Americans love their pets, spending more than US$70 billion last year on their beloved companions. This far exceeds the $7 billion spent on legal marijuana, and $32 billion on pizza, just for two examples.
Of the $70 billion, close to $20 billion pays for veterinary care, $16 billion is on supplies and over-the-counter medicines, and $32 billion is for food.
These large sums make it evident that Americans put great value on the lives of their pets. Yet how much value? We set out to find an answer for the pet Americans are particularly fond of: their dogs.
We did so by using an experimental survey design that has been used to establish the value of human lives and many other “priceless” things.
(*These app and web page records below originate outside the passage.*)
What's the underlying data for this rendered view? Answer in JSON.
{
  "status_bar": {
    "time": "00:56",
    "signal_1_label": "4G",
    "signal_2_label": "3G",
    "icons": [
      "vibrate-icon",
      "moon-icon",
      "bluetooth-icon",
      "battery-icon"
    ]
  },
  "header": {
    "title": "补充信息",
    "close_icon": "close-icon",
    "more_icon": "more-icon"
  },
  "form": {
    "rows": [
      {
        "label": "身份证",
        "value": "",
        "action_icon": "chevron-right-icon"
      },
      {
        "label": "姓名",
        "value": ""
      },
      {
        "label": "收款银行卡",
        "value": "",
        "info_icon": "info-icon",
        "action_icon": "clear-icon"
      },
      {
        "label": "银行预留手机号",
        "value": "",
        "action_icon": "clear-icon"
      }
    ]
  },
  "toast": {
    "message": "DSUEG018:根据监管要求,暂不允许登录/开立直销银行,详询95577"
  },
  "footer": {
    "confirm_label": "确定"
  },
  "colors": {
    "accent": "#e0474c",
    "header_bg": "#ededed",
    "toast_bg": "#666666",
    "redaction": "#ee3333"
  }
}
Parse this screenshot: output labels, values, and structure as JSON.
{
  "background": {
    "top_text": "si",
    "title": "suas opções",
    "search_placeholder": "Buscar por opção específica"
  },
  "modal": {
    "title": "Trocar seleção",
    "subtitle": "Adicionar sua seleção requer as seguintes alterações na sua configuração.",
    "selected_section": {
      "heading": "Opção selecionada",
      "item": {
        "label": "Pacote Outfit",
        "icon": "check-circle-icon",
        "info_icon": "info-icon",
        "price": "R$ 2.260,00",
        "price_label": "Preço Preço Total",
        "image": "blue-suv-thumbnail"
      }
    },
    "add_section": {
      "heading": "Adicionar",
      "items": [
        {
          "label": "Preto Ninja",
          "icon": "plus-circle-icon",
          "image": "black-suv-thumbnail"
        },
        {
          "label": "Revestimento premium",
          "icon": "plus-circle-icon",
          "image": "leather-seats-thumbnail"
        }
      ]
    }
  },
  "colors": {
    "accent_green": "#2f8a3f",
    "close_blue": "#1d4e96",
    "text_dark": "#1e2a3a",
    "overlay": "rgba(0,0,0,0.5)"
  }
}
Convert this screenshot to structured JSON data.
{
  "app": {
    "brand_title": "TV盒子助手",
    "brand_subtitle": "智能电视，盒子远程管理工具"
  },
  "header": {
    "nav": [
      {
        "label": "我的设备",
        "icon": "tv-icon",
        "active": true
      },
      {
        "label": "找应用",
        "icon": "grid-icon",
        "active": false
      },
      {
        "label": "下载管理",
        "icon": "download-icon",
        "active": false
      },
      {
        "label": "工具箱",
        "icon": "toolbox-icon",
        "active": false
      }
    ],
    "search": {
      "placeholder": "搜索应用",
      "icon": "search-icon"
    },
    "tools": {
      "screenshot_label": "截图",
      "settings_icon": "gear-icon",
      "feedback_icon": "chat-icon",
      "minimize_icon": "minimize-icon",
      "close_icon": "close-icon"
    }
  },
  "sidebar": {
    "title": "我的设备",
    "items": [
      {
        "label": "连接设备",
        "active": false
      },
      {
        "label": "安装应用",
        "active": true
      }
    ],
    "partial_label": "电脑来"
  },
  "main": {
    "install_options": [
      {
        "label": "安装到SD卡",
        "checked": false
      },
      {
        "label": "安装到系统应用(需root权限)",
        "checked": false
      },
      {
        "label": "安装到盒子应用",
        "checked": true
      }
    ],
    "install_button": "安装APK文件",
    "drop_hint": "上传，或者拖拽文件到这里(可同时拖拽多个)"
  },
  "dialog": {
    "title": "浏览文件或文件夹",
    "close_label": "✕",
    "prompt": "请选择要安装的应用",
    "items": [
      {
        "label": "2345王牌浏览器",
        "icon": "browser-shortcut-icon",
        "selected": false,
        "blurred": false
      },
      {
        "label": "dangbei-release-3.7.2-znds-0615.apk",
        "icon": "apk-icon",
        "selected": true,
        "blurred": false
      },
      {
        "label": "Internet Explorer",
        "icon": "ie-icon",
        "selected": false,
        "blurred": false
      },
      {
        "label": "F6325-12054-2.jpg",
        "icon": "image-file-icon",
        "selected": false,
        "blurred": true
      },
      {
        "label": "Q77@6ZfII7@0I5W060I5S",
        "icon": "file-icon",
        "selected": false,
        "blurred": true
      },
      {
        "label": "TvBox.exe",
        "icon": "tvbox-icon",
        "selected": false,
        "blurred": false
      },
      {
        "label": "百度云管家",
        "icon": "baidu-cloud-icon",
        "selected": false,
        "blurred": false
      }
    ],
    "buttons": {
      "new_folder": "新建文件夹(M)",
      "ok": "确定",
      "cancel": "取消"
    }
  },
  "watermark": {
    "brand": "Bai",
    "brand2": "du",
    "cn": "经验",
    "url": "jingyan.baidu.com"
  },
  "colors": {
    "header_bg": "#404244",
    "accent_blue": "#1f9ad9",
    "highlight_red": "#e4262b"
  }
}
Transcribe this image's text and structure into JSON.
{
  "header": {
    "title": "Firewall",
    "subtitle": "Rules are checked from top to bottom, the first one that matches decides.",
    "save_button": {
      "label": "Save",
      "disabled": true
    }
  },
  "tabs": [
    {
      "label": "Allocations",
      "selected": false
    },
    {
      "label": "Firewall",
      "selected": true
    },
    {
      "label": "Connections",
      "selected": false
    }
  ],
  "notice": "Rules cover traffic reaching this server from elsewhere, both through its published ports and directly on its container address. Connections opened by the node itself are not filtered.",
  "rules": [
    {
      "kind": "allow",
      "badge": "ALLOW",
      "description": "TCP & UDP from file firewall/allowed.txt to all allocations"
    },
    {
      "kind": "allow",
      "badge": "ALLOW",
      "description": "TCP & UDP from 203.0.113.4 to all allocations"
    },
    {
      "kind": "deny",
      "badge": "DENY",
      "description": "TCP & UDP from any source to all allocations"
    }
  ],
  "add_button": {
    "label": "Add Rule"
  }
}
Ultimately, we concluded that the value is of the average dog is about $10,000. While some may chuckle at our research, we believe it holds important implications for human medicine, health and well-being.
The path to monetizing Bowser
Starting in the 1920s, the federal government initiated efforts to rationalize its decision-making processes by more systematically accounting for potential costs and benefits of public interventions. While the Flood Control Act of 1936 codified these developments, the Roosevelt administrations sought to expand the range of impacts accounted for in these cost-benefit analyses to shape public policy.